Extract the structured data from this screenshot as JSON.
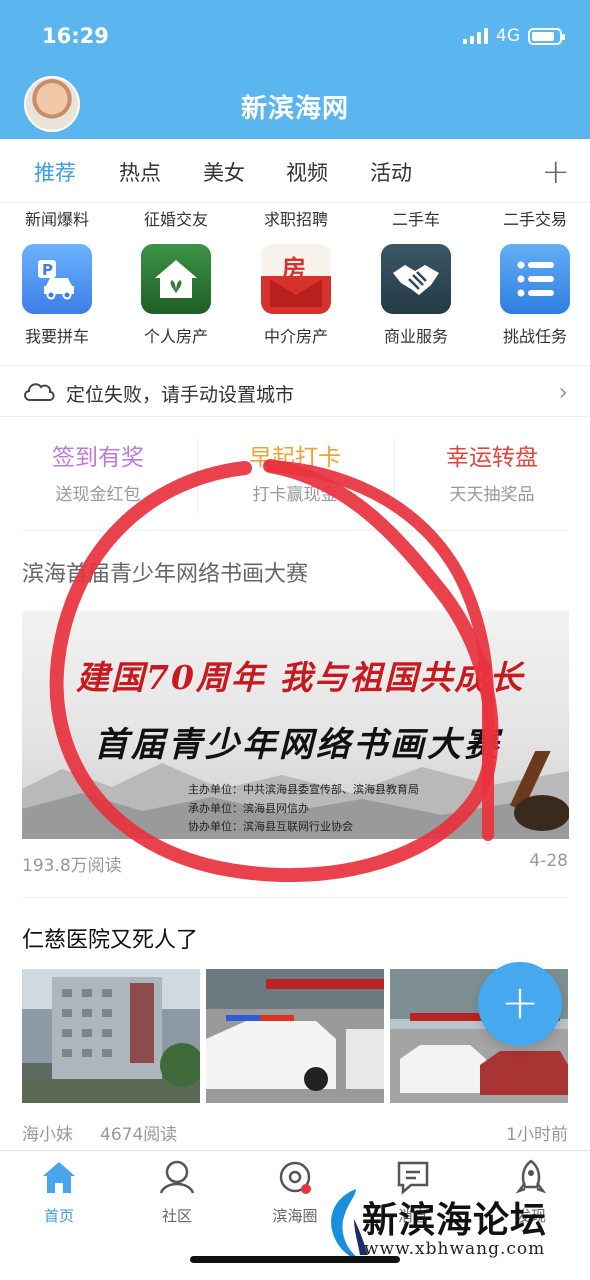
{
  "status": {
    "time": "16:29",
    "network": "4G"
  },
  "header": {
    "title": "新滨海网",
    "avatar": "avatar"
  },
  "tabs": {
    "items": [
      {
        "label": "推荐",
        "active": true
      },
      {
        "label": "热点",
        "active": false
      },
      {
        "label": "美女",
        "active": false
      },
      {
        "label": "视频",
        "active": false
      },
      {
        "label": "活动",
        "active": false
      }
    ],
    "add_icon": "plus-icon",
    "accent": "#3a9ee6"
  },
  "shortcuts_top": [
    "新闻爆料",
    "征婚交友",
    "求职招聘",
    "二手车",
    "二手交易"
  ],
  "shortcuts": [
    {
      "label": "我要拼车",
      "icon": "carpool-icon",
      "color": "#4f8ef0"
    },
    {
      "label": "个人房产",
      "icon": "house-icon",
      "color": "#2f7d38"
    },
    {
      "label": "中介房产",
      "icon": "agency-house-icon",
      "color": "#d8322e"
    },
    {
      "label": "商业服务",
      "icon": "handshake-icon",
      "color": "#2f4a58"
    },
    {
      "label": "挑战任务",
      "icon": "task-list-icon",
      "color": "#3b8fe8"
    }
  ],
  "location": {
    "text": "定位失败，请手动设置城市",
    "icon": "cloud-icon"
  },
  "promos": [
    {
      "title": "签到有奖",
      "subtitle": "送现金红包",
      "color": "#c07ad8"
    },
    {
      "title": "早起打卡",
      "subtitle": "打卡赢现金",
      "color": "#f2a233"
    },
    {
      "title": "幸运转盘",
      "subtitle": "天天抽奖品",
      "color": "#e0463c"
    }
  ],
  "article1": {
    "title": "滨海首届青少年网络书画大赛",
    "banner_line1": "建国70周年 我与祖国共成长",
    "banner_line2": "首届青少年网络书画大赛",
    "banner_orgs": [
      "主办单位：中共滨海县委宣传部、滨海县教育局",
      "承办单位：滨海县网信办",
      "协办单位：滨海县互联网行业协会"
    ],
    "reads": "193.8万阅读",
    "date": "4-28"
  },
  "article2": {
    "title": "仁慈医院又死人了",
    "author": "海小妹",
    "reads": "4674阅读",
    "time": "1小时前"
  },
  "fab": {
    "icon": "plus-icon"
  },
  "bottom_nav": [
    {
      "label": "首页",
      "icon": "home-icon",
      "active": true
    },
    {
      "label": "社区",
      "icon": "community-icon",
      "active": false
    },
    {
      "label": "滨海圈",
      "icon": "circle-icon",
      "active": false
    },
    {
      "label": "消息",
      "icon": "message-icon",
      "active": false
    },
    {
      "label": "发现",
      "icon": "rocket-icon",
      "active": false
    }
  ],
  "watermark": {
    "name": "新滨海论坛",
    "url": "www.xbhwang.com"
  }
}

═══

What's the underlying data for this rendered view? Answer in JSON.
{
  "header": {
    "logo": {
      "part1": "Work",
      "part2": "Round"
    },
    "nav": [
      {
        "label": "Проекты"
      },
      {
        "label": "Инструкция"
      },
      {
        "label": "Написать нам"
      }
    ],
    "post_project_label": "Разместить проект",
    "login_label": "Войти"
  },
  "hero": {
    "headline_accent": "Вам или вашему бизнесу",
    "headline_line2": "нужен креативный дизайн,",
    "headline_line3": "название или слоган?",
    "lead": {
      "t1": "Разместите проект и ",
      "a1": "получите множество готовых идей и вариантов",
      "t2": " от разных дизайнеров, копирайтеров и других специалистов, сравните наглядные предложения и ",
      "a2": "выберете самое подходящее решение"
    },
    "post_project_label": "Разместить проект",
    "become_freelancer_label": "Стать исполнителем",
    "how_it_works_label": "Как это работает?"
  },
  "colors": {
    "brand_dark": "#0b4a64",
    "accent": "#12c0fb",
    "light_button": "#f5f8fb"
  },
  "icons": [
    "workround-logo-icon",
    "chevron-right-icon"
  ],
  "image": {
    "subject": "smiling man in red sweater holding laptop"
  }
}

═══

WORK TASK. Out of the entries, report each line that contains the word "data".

TASK RESPONSE.
Extract the structured data from this screenshot as JSON.
What's the underlying data for this rendered view? Answer in JSON.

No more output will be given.